> _WHAT YOU WILL DO_
Write out every record exactly as it appears. Skip the pictures.

Page and application data records

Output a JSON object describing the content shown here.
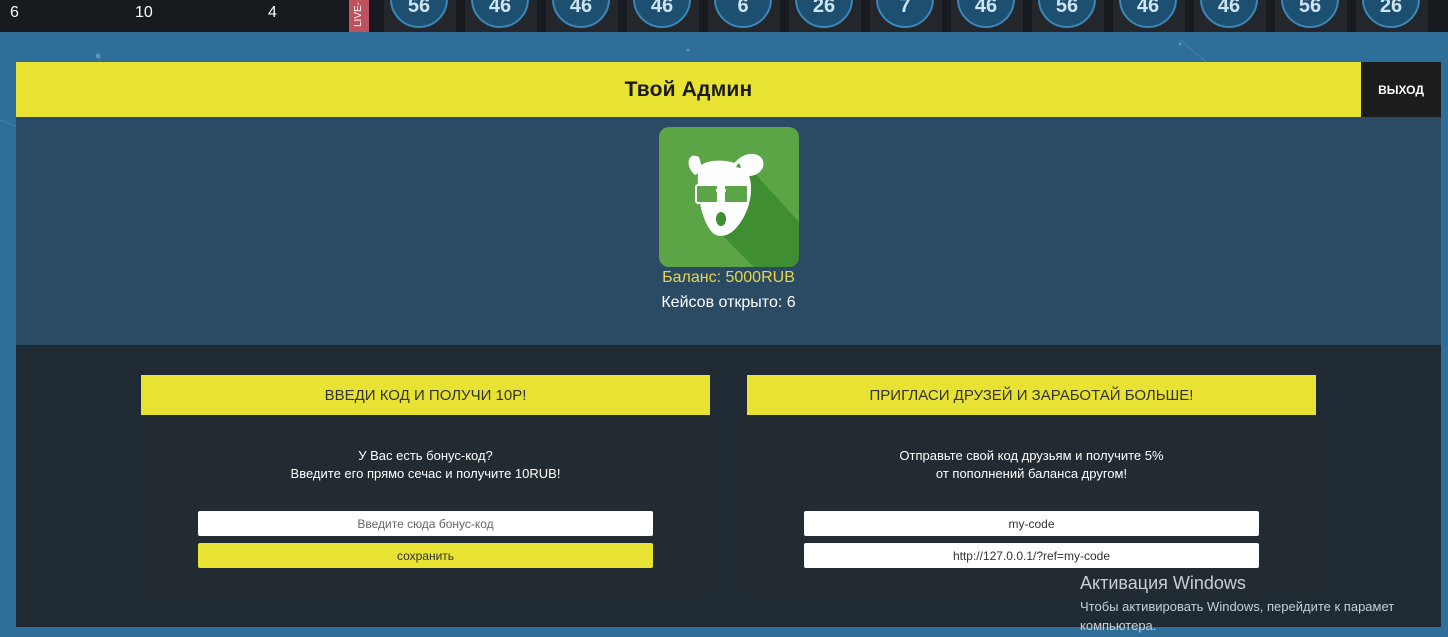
{
  "top_bar": {
    "stats": [
      "6",
      "10",
      "4"
    ],
    "live_label": "LIVE-",
    "live_items": [
      "56",
      "46",
      "46",
      "46",
      "6",
      "26",
      "7",
      "46",
      "56",
      "46",
      "46",
      "56",
      "26"
    ]
  },
  "header": {
    "title": "Твой Админ",
    "exit_label": "ВЫХОД"
  },
  "profile": {
    "balance": "Баланс: 5000RUB",
    "cases_opened": "Кейсов открыто: 6",
    "avatar_icon": "vk-dog-sunglasses-icon"
  },
  "bonus_card": {
    "title": "ВВЕДИ КОД И ПОЛУЧИ 10Р!",
    "text_line1": "У Вас есть бонус-код?",
    "text_line2": "Введите его прямо сечас и получите 10RUB!",
    "input_placeholder": "Введите сюда бонус-код",
    "save_label": "сохранить"
  },
  "referral_card": {
    "title": "ПРИГЛАСИ ДРУЗЕЙ И ЗАРАБОТАЙ БОЛЬШЕ!",
    "text_line1": "Отправьте свой код друзьям и получите 5%",
    "text_line2": "от пополнений баланса другом!",
    "code_value": "my-code",
    "link_value": "http://127.0.0.1/?ref=my-code"
  },
  "windows_watermark": {
    "title": "Активация Windows",
    "line1": "Чтобы активировать Windows, перейдите к парамет",
    "line2": "компьютера."
  },
  "colors": {
    "accent_yellow": "#e8e233",
    "balance_gold": "#e8d64a",
    "panel_blue": "#2b4a63",
    "dark_section": "#1f2a33",
    "background": "#2f6e99"
  }
}
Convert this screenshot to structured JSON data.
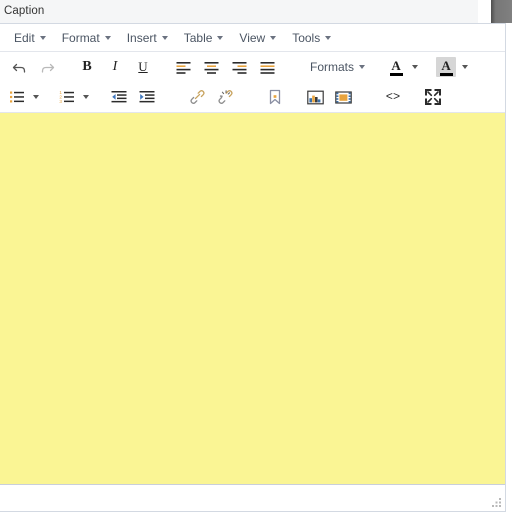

> _ANSWER FOR THE TASK_
Output a JSON object describing the content shown here.
{
  "top_bar": {
    "stats": [
      "6",
      "10",
      "4"
    ],
    "live_label": "LIVE-",
    "live_items": [
      "56",
      "46",
      "46",
      "46",
      "6",
      "26",
      "7",
      "46",
      "56",
      "46",
      "46",
      "56",
      "26"
    ]
  },
  "header": {
    "title": "Твой Админ",
    "exit_label": "ВЫХОД"
  },
  "profile": {
    "balance": "Баланс: 5000RUB",
    "cases_opened": "Кейсов открыто: 6",
    "avatar_icon": "vk-dog-sunglasses-icon"
  },
  "bonus_card": {
    "title": "ВВЕДИ КОД И ПОЛУЧИ 10Р!",
    "text_line1": "У Вас есть бонус-код?",
    "text_line2": "Введите его прямо сечас и получите 10RUB!",
    "input_placeholder": "Введите сюда бонус-код",
    "save_label": "сохранить"
  },
  "referral_card": {
    "title": "ПРИГЛАСИ ДРУЗЕЙ И ЗАРАБОТАЙ БОЛЬШЕ!",
    "text_line1": "Отправьте свой код друзьям и получите 5%",
    "text_line2": "от пополнений баланса другом!",
    "code_value": "my-code",
    "link_value": "http://127.0.0.1/?ref=my-code"
  },
  "windows_watermark": {
    "title": "Активация Windows",
    "line1": "Чтобы активировать Windows, перейдите к парамет",
    "line2": "компьютера."
  },
  "colors": {
    "accent_yellow": "#e8e233",
    "balance_gold": "#e8d64a",
    "panel_blue": "#2b4a63",
    "dark_section": "#1f2a33",
    "background": "#2f6e99"
  }
}
Convert this screenshot to structured JSON data.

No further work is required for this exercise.